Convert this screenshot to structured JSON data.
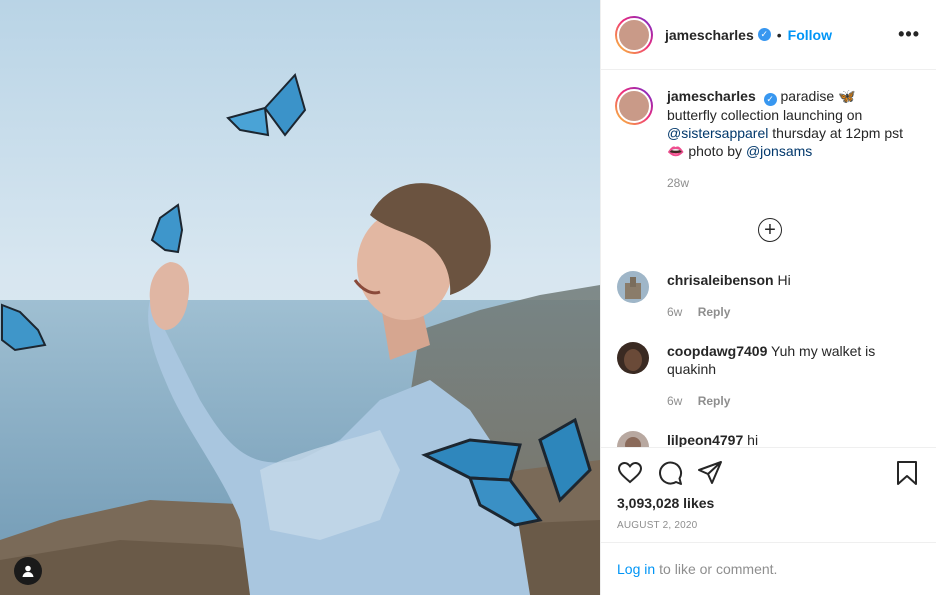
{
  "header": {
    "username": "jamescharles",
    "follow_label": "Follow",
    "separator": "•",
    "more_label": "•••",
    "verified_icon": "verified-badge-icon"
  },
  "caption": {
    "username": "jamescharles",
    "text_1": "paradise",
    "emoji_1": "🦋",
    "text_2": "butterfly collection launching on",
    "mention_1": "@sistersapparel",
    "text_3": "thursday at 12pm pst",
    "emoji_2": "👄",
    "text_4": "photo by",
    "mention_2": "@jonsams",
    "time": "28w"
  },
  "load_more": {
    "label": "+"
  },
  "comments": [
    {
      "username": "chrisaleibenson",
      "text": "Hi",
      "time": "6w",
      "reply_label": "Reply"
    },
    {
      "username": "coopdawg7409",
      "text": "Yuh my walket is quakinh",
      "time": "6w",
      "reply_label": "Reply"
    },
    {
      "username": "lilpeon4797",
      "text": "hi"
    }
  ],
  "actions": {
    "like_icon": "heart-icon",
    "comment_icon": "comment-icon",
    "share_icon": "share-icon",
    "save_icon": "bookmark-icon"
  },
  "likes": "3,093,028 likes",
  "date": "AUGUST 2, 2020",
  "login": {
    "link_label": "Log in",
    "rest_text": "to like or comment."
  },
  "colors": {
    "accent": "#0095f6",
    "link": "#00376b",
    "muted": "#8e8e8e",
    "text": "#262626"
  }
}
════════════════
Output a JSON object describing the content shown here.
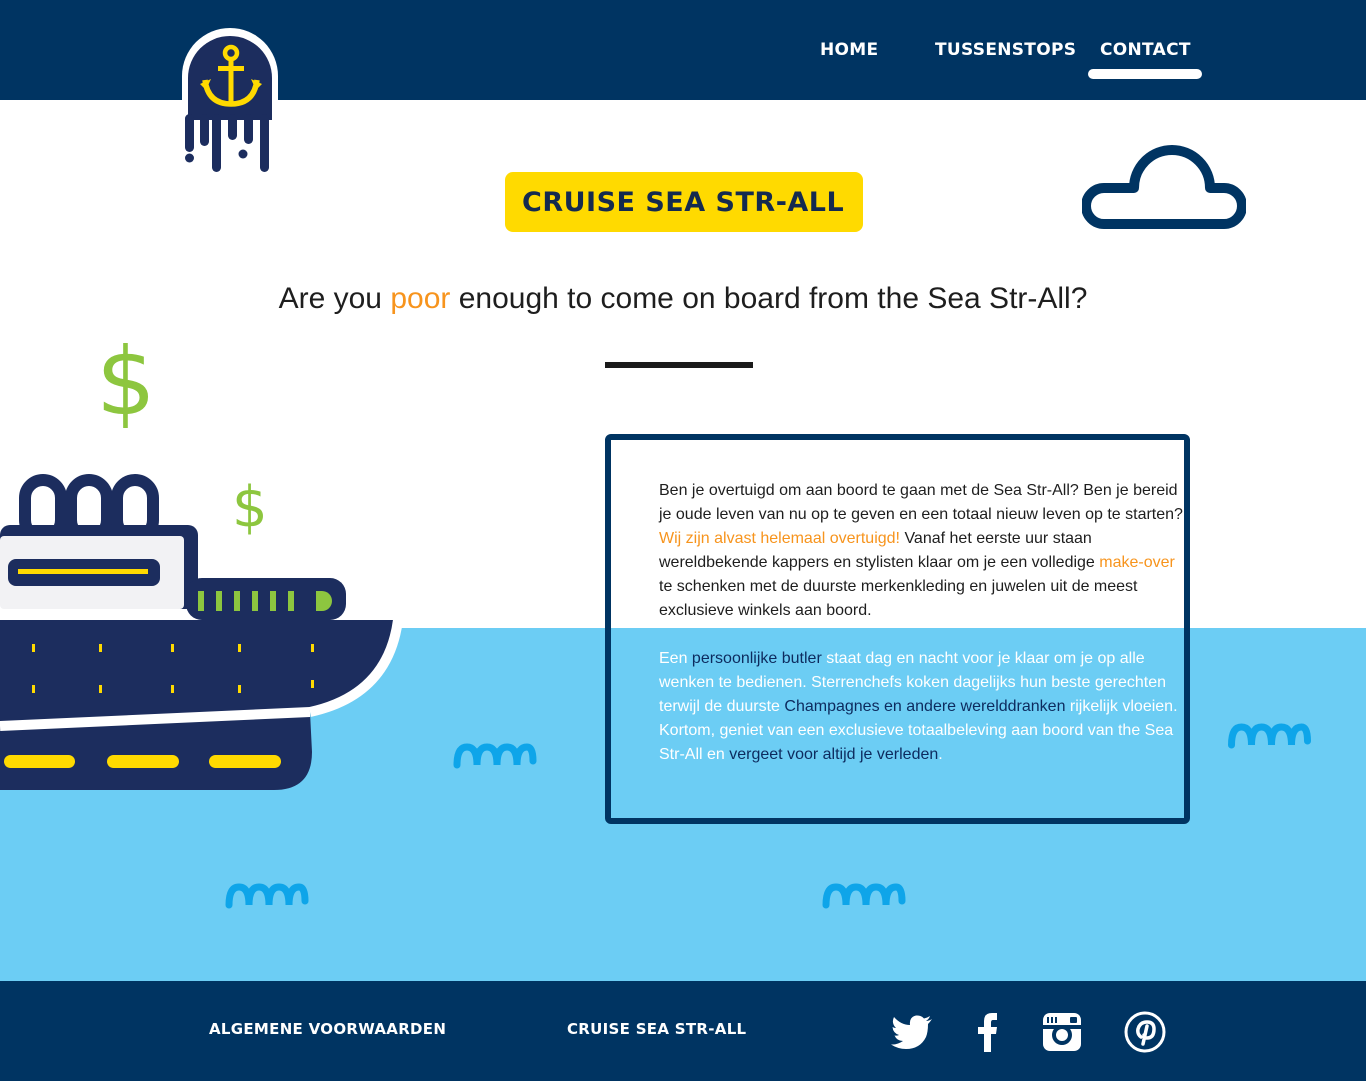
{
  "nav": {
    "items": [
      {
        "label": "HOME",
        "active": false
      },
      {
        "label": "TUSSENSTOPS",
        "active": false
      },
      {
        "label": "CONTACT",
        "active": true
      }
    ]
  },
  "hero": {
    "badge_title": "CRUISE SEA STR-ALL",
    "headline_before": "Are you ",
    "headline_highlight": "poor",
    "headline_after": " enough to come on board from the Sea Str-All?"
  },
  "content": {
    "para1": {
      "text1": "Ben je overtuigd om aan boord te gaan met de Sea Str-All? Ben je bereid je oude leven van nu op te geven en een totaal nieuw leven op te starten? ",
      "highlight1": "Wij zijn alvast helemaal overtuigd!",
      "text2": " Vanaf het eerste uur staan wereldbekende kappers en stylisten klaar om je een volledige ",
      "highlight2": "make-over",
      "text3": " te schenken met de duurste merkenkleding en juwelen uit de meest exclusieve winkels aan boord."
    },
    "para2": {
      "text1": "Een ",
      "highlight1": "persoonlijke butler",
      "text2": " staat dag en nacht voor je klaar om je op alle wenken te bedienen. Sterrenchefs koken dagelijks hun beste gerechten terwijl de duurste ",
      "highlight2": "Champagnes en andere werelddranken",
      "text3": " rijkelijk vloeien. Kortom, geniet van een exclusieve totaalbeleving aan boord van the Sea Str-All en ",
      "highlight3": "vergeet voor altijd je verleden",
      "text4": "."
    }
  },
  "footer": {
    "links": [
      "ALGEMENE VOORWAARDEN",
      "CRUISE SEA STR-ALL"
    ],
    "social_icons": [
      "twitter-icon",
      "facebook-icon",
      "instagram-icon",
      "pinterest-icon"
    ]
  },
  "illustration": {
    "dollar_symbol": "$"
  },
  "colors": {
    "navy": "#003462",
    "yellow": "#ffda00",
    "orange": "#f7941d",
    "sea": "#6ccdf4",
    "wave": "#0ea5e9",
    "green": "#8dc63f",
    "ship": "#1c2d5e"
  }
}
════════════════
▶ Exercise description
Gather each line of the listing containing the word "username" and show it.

▶ Exercise result
    "username": "jamescharles",
    "username": "jamescharles",
      "username": "chrisaleibenson",
      "username": "coopdawg7409",
      "username": "lilpeon4797",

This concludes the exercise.